#### Exercise:
Look through the lines below and extract each one that contains "JSON".

Collection entries
§
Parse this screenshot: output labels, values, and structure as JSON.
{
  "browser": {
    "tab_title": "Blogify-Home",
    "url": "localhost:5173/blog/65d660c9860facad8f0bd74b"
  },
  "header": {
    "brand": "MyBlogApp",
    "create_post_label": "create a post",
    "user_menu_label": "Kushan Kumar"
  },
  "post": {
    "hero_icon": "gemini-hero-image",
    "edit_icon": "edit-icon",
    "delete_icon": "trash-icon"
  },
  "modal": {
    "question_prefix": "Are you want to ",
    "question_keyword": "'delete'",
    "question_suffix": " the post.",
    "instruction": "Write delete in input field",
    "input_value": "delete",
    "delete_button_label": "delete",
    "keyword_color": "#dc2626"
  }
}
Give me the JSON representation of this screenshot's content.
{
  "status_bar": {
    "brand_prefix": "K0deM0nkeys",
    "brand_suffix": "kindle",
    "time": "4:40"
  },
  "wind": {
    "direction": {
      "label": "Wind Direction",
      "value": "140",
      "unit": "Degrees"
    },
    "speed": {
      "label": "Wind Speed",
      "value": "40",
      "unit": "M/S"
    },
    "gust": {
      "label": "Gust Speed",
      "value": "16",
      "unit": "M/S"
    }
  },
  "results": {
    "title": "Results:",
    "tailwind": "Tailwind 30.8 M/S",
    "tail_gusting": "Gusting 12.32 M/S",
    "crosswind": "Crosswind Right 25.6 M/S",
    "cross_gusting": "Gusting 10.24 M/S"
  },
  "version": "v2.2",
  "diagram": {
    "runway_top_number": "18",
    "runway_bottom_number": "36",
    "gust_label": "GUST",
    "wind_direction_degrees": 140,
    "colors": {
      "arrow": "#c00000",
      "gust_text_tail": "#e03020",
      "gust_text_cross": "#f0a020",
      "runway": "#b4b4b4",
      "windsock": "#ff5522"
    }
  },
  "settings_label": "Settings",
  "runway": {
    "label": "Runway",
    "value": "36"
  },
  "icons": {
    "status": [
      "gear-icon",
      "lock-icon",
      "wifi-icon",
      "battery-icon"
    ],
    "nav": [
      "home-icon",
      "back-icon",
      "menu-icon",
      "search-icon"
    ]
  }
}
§
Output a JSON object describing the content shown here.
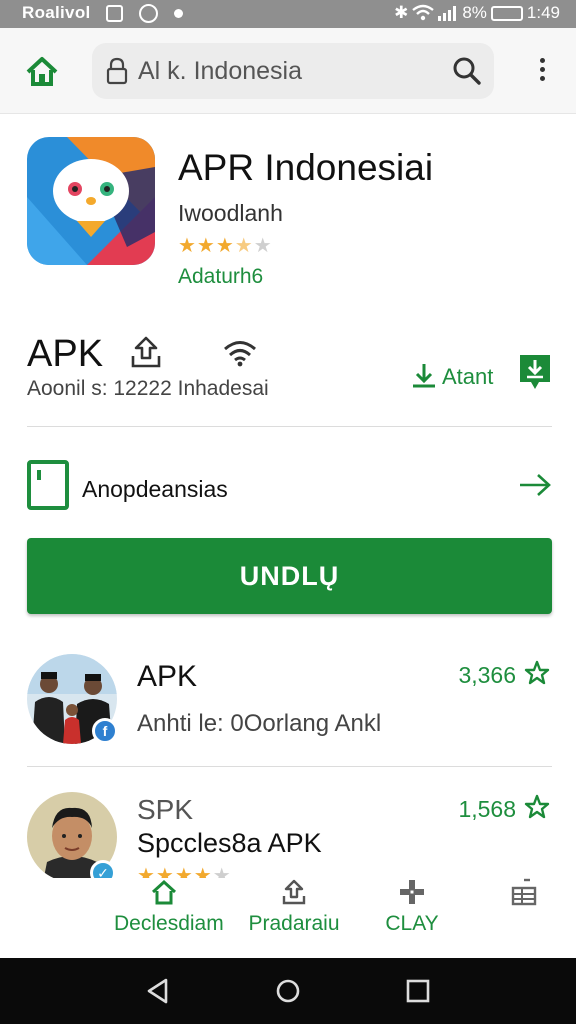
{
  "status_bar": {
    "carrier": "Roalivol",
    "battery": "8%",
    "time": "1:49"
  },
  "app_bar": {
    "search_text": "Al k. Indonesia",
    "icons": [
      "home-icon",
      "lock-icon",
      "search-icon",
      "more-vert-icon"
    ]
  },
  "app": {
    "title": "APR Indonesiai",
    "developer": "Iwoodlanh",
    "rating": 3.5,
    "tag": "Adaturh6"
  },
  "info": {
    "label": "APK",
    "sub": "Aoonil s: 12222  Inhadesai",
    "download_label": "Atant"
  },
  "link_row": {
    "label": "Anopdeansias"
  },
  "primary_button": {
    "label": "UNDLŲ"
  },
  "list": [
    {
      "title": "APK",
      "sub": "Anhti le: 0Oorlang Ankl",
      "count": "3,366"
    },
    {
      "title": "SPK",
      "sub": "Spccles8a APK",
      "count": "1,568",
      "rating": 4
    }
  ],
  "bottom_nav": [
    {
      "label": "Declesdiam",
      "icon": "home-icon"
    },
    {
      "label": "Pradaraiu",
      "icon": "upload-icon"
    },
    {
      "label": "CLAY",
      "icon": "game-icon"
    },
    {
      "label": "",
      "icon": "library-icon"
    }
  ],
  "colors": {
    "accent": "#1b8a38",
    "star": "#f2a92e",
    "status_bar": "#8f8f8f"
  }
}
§
#### The answer:
Parse this screenshot: output labels, values, and structure as JSON.
Give me the JSON representation of this screenshot's content.
Output a JSON object describing the content shown here.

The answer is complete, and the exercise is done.